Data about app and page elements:
┏━━

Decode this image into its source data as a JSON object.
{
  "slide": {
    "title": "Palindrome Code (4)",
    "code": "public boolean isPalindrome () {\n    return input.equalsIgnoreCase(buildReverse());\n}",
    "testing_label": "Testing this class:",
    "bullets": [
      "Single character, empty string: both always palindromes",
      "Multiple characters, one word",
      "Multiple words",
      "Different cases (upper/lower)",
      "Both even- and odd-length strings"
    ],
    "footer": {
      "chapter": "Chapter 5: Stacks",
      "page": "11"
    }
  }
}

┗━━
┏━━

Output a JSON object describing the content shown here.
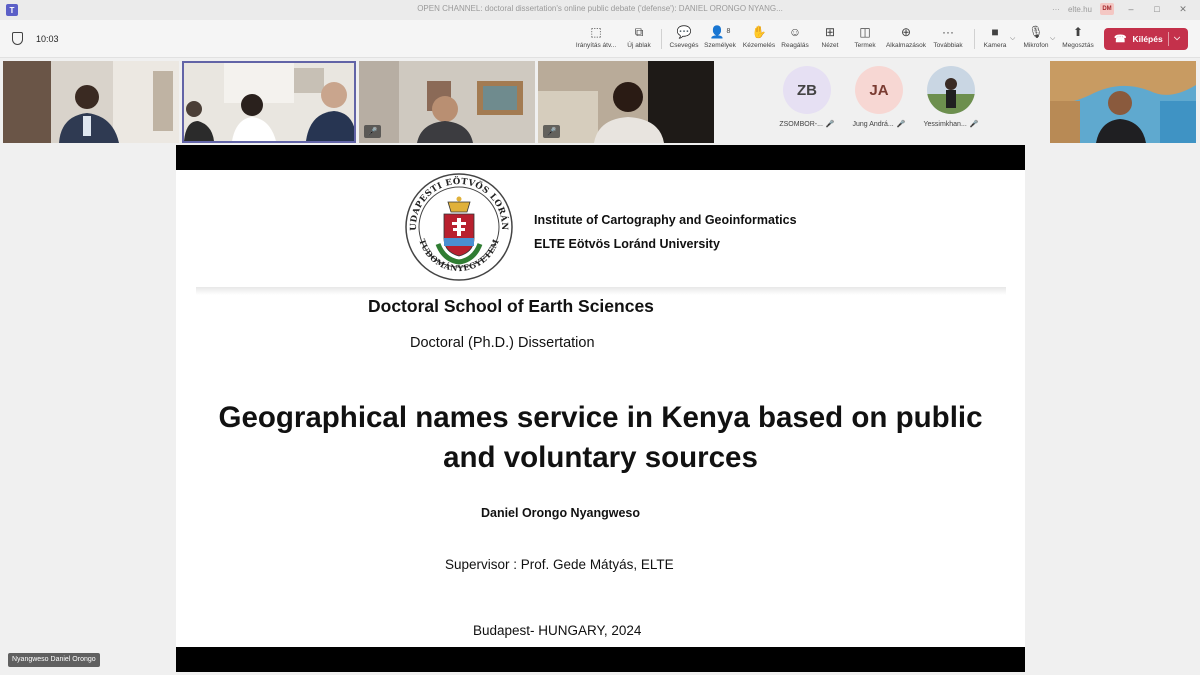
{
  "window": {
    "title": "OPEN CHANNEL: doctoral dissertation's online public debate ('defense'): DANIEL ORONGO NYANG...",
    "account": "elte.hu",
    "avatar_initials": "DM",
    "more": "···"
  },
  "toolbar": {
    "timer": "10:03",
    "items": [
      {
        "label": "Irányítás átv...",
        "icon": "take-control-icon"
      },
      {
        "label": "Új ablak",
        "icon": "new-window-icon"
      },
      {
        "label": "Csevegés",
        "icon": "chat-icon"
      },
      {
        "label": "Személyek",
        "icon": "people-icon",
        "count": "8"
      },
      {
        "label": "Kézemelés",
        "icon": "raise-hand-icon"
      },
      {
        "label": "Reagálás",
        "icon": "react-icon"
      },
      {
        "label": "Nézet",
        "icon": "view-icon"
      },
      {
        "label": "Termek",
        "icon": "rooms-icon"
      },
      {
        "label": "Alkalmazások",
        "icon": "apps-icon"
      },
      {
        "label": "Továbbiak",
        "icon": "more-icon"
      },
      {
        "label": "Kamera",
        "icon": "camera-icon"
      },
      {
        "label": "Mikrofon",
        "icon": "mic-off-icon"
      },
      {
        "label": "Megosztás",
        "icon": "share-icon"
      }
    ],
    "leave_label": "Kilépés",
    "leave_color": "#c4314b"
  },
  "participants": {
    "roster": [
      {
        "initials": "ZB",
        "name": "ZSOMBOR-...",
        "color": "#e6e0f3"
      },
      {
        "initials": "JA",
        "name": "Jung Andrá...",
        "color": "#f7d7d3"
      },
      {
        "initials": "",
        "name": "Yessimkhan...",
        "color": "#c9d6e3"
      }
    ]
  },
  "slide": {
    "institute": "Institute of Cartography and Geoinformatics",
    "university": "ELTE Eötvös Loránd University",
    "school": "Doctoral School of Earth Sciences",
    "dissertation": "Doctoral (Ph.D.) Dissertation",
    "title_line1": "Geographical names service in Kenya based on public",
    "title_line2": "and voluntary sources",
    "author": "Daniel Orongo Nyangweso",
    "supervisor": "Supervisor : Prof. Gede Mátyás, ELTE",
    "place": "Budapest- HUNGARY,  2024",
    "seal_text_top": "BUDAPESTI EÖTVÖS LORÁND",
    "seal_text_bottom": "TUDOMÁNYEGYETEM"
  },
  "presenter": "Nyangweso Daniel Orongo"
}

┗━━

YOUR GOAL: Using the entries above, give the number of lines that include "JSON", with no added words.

EXERCISE RESULT: 2